  3. It may be that deliberately mentioning things that you struggle with would work. Such as, if you’re struggling with a piece of work or with networking or something. You certainly don’t have to do this; arguably, this is a bad move, as in, you’re not giving them the chance to grow and to account for their own emotions. You’re certainly not responsible for theirs, or anyone else’s personal growth (or lack of it). But if on the other hand, you do a little diplomatic fumbling with something, or show yourself as being NOT the super-capable-super-student that they think you are, it might just make your life a bit easier. And I don’t think anyone would blame you for that. I know I wouldn’t. Along the same lines, taking the time to praise them for things that they do, particularly if they’re doing it better than you, is another good tactic to use.

In my own situation, I think I may well be adopting a combination of 1 and 2. give 2 a chance for a while, and if it continues, move to talking to her about it. But either way, I doubt that this is the last time it will arise. And I do wonder, if sometimes this happens far more than I’d previously realised. I blogged last year about feeling very excluded at a postgraduate meeting, how many people there didn’t speak to me at all. Whats interesting is that those people, over the last year, as I’ve persisted in attending these meetings and other postgraduate events, have split into two groups. One group are those that have made an effort to engage with me on one level or another (e.g. find out what my research is, who I am), even if its only on a very minimal level and they’re keeping it strictly professional. I certainly am not deluded enough to think that everyone should be my friend! The other group are those who have just ignored me. Other than polite hello, goodbye, and so on, they’ve made no effort to talk with me, even when I’ve tried to strike up a conversation. There’s not many in that group (I would say, perhaps 3 or 4 now) but still, it was enough to make me wonder why, when they didn’t really know me at all. This kind of jealousy may well provide an answer to at least one or two people’s behaviour there.

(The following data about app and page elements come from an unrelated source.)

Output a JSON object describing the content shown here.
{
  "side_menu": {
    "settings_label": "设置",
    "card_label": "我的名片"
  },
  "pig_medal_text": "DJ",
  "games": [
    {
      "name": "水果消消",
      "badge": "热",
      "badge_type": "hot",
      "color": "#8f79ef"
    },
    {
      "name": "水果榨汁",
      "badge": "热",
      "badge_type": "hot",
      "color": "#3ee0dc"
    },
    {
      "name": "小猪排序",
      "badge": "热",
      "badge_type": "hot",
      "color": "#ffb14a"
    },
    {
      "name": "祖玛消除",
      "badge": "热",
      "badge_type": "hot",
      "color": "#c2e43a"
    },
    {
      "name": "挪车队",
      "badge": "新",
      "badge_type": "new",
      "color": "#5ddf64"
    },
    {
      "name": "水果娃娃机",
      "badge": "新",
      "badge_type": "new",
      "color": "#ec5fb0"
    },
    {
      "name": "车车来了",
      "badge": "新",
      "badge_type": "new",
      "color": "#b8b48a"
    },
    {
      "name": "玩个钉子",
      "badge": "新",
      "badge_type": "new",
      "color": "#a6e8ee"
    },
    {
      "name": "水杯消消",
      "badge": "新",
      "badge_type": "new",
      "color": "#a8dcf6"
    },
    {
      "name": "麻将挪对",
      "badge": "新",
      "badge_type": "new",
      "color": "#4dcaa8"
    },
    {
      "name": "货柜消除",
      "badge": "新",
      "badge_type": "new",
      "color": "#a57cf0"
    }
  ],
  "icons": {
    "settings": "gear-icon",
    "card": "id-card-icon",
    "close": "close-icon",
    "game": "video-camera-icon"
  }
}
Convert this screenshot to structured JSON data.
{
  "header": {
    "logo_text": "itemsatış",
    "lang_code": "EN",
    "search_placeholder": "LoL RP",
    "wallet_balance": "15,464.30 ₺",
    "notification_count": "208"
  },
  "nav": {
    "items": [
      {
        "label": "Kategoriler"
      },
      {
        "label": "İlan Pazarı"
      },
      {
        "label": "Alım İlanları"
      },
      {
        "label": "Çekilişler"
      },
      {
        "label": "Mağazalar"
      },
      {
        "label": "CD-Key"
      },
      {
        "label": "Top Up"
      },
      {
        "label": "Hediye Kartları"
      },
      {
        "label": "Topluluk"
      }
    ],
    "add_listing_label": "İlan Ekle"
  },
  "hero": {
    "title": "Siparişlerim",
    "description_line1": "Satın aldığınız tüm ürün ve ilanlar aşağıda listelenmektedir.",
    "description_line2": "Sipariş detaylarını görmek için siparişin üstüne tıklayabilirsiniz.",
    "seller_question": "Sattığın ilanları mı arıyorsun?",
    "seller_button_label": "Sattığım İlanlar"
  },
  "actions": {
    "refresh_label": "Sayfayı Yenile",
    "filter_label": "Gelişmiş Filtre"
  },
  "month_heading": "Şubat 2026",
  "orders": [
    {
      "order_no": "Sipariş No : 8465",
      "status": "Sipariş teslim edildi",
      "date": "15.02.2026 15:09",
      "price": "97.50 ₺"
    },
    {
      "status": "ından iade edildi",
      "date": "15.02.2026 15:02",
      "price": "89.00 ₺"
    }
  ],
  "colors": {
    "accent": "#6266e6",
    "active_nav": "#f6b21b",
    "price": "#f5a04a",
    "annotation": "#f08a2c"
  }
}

I do think that ultimately, this kind of jealousy is a kind of backhanded compliment. Jealousy – of all kinds – is something that everyone has to learn to deal with, both in other people and in themselves, and in education as well as in the workplace, particularly if you’re suceeding, and doing so better than your hearing colleagues. There are quite a few articles out there about professional jealousy in both education and the wider workplace (which this is a form of). If you find that this article doesn’t quite offer the solution to your situation, then maybe try to adapt what others have suggested. And remember, if the jealousy gets out of hand, get others involved (authorities, not your friends), and document everything you can.

Further information: Jealousy in PhD Cohort / Addressing Envy in Grad School / Overcoming Jealousy in the Workplace / Seven Tips for dealing with a jealous co-worker

¹ And by the way, I do think this problem isn’t unique to deafness; people with other disabilities, or even other factors that can hold them back, can experience the same thing.